volume and level of coverage.
Chairman: I want to bring in Lord Kalms.
Q1272 Lord Kalms:
Part of my question has already been asked. Is this £12 to
£15 million paid evenly over five years?
Mr McCafferty: There is a small step up but
it is not a significant one. Essentially it is fairly evenly spread.
Q1273 Lord Kalms:
You talked about £14 million, you did not talk about the
gross amount. Was that significant in itself?
Mr McCafferty: Can I just clarify that is per
annum over those years and there is a slight step up over the
course of five years.
Q1274 Lord Kalms:
So it does include some formula?
Mr McCafferty: I am sorry?
Q1275 Lord Kalms:
On some formula it does increase over the five years?
Mr McCafferty: It is slightly back end loaded,
it is not a complex formula, and many contracts are structured
Q1276 Lord Kalms:
You mentioned £12 million, you did not mention £60 million.
Is that significant in any way? The contract is a £60 million
Mr McCafferty: No, I do not think it is significant.
It is just the way we live from hand to mouth sometimes in sport
one year to the next.
Chairman: Did you want to come back,
Q1277 Lord Maxton:
The big difference of course from your point of view is presumably
that Sky last weekend showed seven games plus a round-up programme.
Mr McCafferty: At the weekend just gone?
Q1278 Lord Maxton:
Mr McCafferty: That is a Heineken Cup weekend,
remember, that is different from the Premiership.
Q1279 Lord Maxton:
You will not get as much on that, will you?
Mr McCafferty: Correct, we would get a share
within that but there tends to be an extensive coverage around
the Heineken Cup because it is only a six-weekend tournament.
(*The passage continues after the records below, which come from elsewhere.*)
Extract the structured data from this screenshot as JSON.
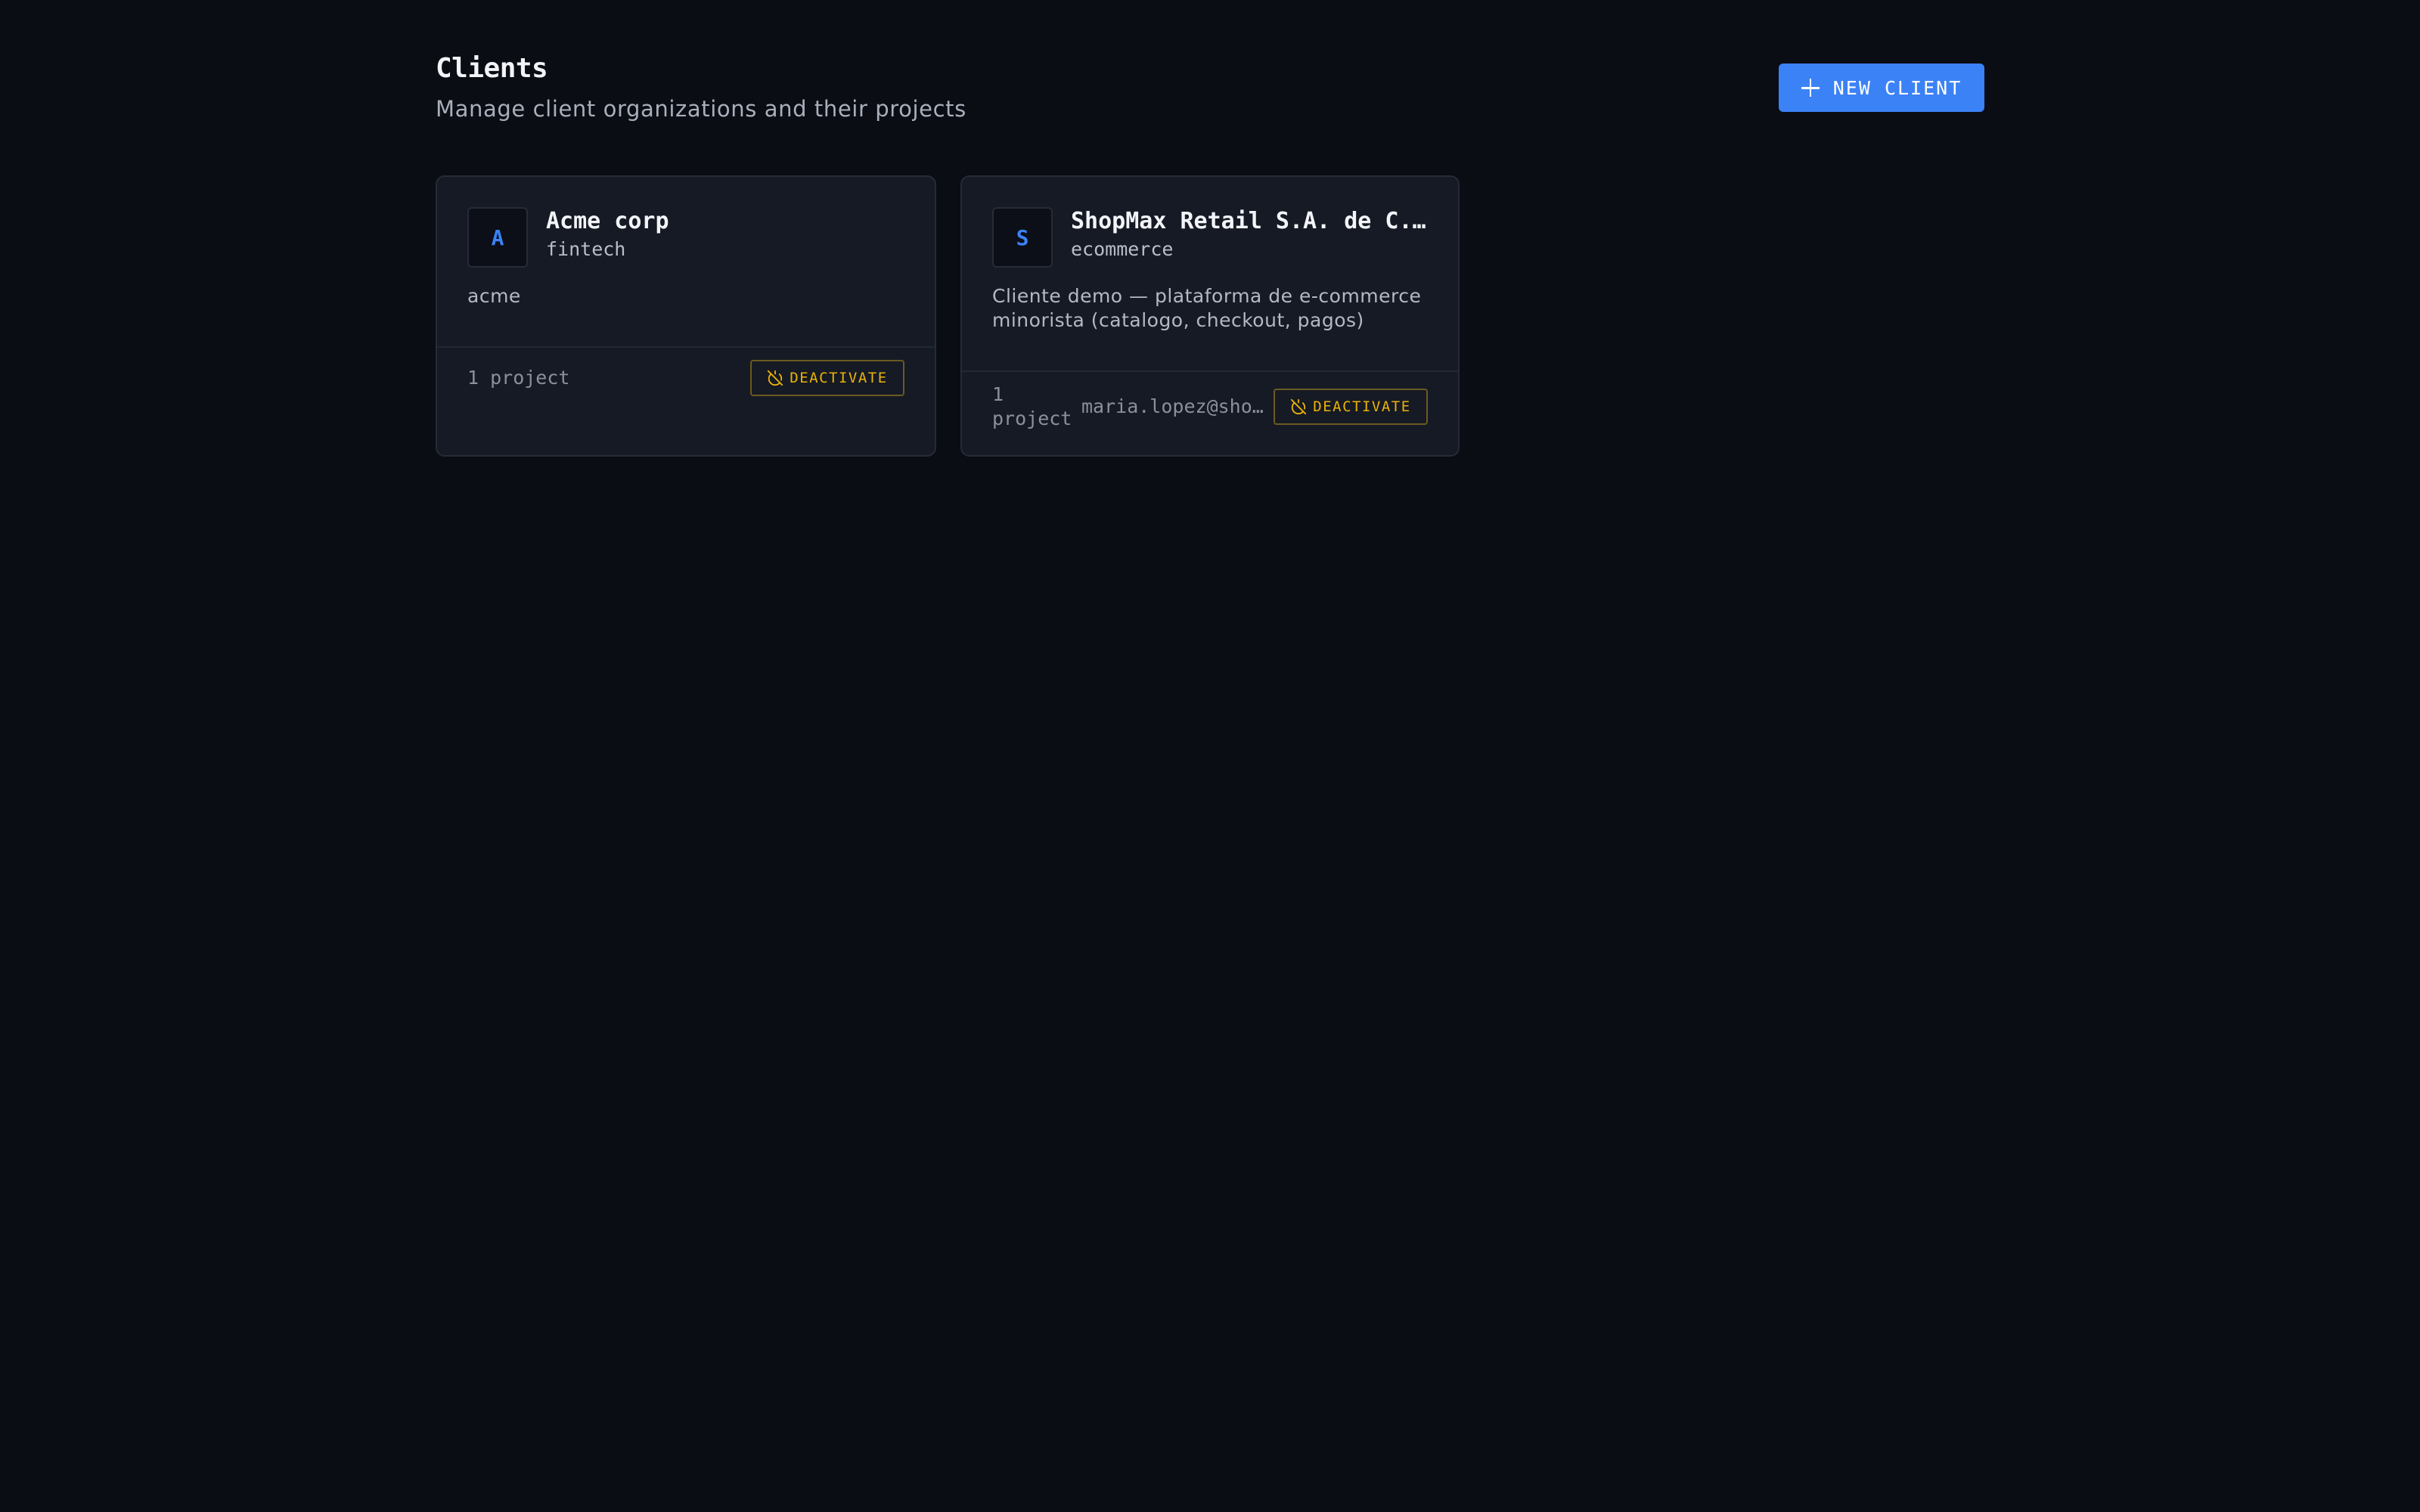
{
  "header": {
    "title": "Clients",
    "subtitle": "Manage client organizations and their projects",
    "new_client_label": "NEW CLIENT"
  },
  "clients": [
    {
      "avatar": "A",
      "name": "Acme corp",
      "industry": "fintech",
      "description": "acme",
      "projects": "1 project",
      "contact": "",
      "deactivate_label": "DEACTIVATE"
    },
    {
      "avatar": "S",
      "name": "ShopMax Retail S.A. de C.V.",
      "industry": "ecommerce",
      "description": "Cliente demo — plataforma de e-commerce minorista (catalogo, checkout, pagos)",
      "projects": "1 project",
      "contact": "maria.lopez@shopmax.mx",
      "deactivate_label": "DEACTIVATE"
    }
  ],
  "colors": {
    "background": "#0a0d14",
    "card": "#161a24",
    "accent": "#3b82f6",
    "warning": "#eab308"
  },
  "icons": {
    "new_client": "plus-icon",
    "deactivate": "power-off-icon"
  }
}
Lord Maxton: As a subscriber, I would
not have to pay but I would not subscribe to Sky Sports if it
did not carry rugby.
Chairman: We know that, Lord Maxton!